‘We have a purpose that goes beyond making electricity' - Stevenson
By Alan Johnson
As we celebrate the businesses of Truro and Colchester County during the summer months, it's rewarding to see business ideas that look to the future.
One of the many communities where CoRDA staff members have visited this summer is Tatamagouche. It's a community that's now home to four electric vehicle-charging stations, which is one of the many reasons why the village is becoming known as ‘Trendy Tatamagouche.'
The North Shore region is also home to David Stevenson and David Swan, two of the driving forces behind Colchester-Cumberland Windfield (CCWF), a community venture which generates its own wind power, at a profit, right here in Colchester County.
"We have a purpose that goes beyond making electricity," says Stevenson.
To put their money where their mouths are, the two, along with almost 300 more shareholders, have invested in wind energy using CCWF. It's set up as a Community Economic Development Investment Fund, and it's thriving.
CCWF has built an 800-kilowatt windmill on Spiddle Hill, which is located between Tatamagouche and Nuttby Mountain. That's enough to power most of the homes in Tatamagouche.
"And we're turning out thousands of dollars in revenue each year," says Stevenson. "We've already set up a plan that's been justified to the securities commission to begin paying out shareholder dividends in 2016. They've reviewed it, and we've begun putting the money aside to make sure it happens."
Not only are they preparing to pay money back to their investors, but they're expanding as well. They've raised $2.6 million dollars with four share offerings so far, and they've got plans for another 800-kilowatt wind turbine and a trio of 50-kilowatt wind turbines as well.
Stevenson says that's what Nova Scotia Power's (NSP) grid is capable of handling in the Tatamagouche area, pointing out "the only competition we have is the capacity of the local substation."
As for future horizons, Stevenson and his fellow board members have already begun to look across the Cobequid mountains into the Truro and the Debert area.
He says with several projects being contemplated from Millbrook, Harmony and other areas near Truro, NSP's capacity may also limit investors in those areas. So Debert could "prove interesting."
A former educator, Stevenson is a realist, mostly because he knows that with an electricity monopoly like NSP, change is going to be slow and gradual.
So to boost awareness and, one suspects, to "gently nudge" public opinion toward the value of wind power, he and several others on his board of directors have purchased electric vehicles through the Nova Scotia PowerShare Ready Program.
Their four electric vehicle-charging stations in Tatamagouche and area are geographically well-spaced. The local people using them have no trouble driving their electric cars to Truro, New Glasgow, Pugwash and Wentworth for mere pennies worth of wind power.
For example, Stevenson says driving an electric car from Tatamagouche to Truro and back at the normal posted speed limit only costs about $2 in wind electricity.
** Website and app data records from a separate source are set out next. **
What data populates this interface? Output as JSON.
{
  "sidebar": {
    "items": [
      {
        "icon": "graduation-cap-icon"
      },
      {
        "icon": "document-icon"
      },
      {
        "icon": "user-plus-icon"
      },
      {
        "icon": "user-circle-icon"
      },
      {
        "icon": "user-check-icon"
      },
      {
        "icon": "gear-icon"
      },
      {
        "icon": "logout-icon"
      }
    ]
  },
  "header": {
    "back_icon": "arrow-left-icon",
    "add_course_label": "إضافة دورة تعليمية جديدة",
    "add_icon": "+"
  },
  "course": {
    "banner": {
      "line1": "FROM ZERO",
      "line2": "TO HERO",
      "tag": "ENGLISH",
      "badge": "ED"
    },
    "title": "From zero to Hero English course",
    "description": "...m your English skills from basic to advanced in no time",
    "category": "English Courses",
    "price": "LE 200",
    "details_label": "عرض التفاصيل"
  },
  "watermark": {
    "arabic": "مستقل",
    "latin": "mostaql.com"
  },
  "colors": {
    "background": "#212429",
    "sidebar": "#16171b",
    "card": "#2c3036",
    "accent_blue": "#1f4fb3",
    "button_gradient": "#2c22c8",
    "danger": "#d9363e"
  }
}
They're also producing stickers for local businesses to show their pride in wind power. He says homes and businesses in the Tatamagouche region are indeed powered by wind on Nova Scotia's numerous days with an average wind speed. He says that's proven by calculations from the power grid linking Onslow and Tatamagouche.
All in all, Colchester-Cumberland Windfield is what some would call a pretty futuristic idea with no shortage of local investors. On top of all of this, they're making money and are already preparing to send out dividend cheques in three years time.
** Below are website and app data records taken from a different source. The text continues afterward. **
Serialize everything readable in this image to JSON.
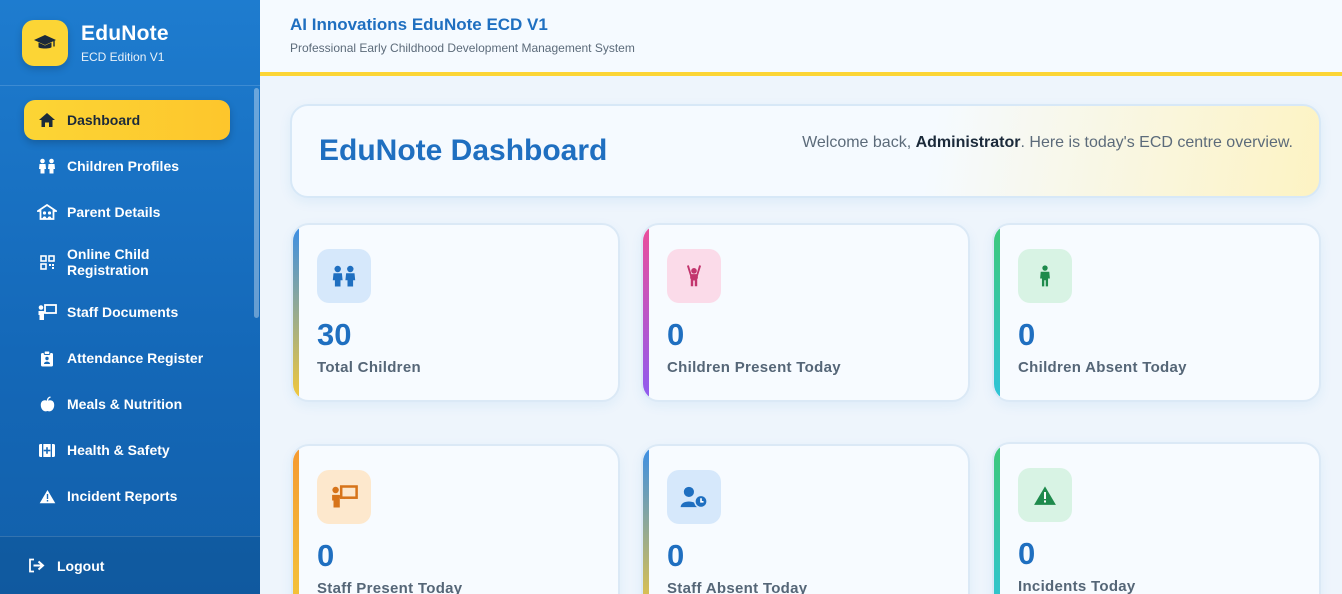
{
  "brand": {
    "name": "EduNote",
    "subtitle": "ECD Edition V1"
  },
  "nav": [
    {
      "label": "Dashboard",
      "icon": "home-icon",
      "active": true
    },
    {
      "label": "Children Profiles",
      "icon": "children-icon"
    },
    {
      "label": "Parent Details",
      "icon": "parents-icon"
    },
    {
      "label": "Online Child Registration",
      "icon": "qrcode-icon"
    },
    {
      "label": "Staff Documents",
      "icon": "teacher-icon"
    },
    {
      "label": "Attendance Register",
      "icon": "clipboard-icon"
    },
    {
      "label": "Meals & Nutrition",
      "icon": "apple-icon"
    },
    {
      "label": "Health & Safety",
      "icon": "first-aid-icon"
    },
    {
      "label": "Incident Reports",
      "icon": "warning-icon"
    }
  ],
  "logout_label": "Logout",
  "header": {
    "title": "AI Innovations EduNote ECD V1",
    "subtitle": "Professional Early Childhood Development Management System"
  },
  "welcome": {
    "title": "EduNote Dashboard",
    "greeting_prefix": "Welcome back, ",
    "user": "Administrator",
    "greeting_suffix": ". Here is today's ECD centre overview."
  },
  "stats": [
    {
      "value": "30",
      "label": "Total Children",
      "icon": "children-icon",
      "color": "#1f6fc0"
    },
    {
      "value": "0",
      "label": "Children Present Today",
      "icon": "child-raised-hands-icon",
      "color": "#c2356d"
    },
    {
      "value": "0",
      "label": "Children Absent Today",
      "icon": "child-icon",
      "color": "#1e8a4c"
    },
    {
      "value": "0",
      "label": "Staff Present Today",
      "icon": "teacher-icon",
      "color": "#d7741a"
    },
    {
      "value": "0",
      "label": "Staff Absent Today",
      "icon": "user-clock-icon",
      "color": "#1f6fc0"
    },
    {
      "value": "0",
      "label": "Incidents Today",
      "icon": "warning-icon",
      "color": "#1e8a4c"
    }
  ],
  "colors": {
    "sidebar": "#1468b8",
    "accent_yellow": "#fcd535",
    "primary_blue": "#1f6fc0"
  }
}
Let's take our hats off to these ladies and gentlemen. Despite some of the controversy over wind power, they've seen the need, gathered community input and investors, negotiated with a giant power monopoly and things are still on target for a sustainable investment and environmental profit.
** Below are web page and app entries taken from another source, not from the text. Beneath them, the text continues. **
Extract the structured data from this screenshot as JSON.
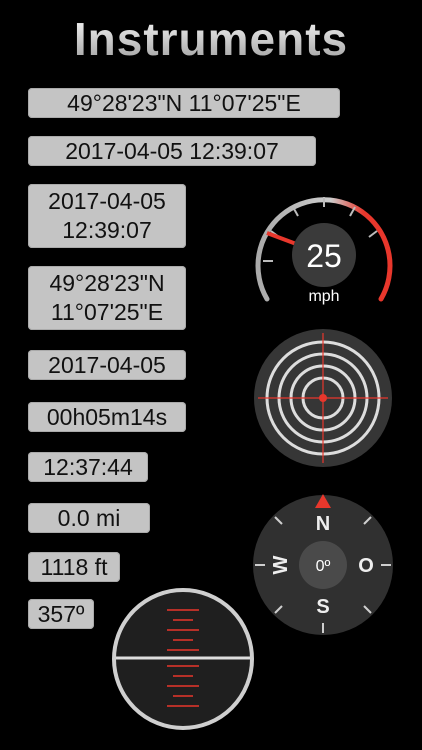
{
  "app": {
    "title": "Instruments"
  },
  "fields": {
    "coords_top": "49°28'23\"N 11°07'25\"E",
    "datetime_top": "2017-04-05 12:39:07",
    "date_small": "2017-04-05",
    "time_small": "12:39:07",
    "lat": "49°28'23\"N",
    "lon": "11°07'25\"E",
    "date": "2017-04-05",
    "duration": "00h05m14s",
    "clock": "12:37:44",
    "distance": "0.0 mi",
    "altitude": "1118 ft",
    "heading": "357º"
  },
  "speedometer": {
    "value": "25",
    "unit": "mph",
    "fraction": 0.2
  },
  "compass": {
    "N": "N",
    "E": "O",
    "S": "S",
    "W": "W",
    "center": "0º"
  },
  "colors": {
    "accent": "#e8372c",
    "label_bg": "#c4c4c4",
    "dial": "#2f2f2f"
  }
}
Who says wind power needs to be a problem? Maybe the navigation of wind power issues depends on community consultation, participation and the public's ability to be open-minded about our energy future.
Alan Johnson is director of marketing and communications for the Colchester Regional Development Association. His column appears in this space each month. He can be reached by using firstname.lastname@example.org.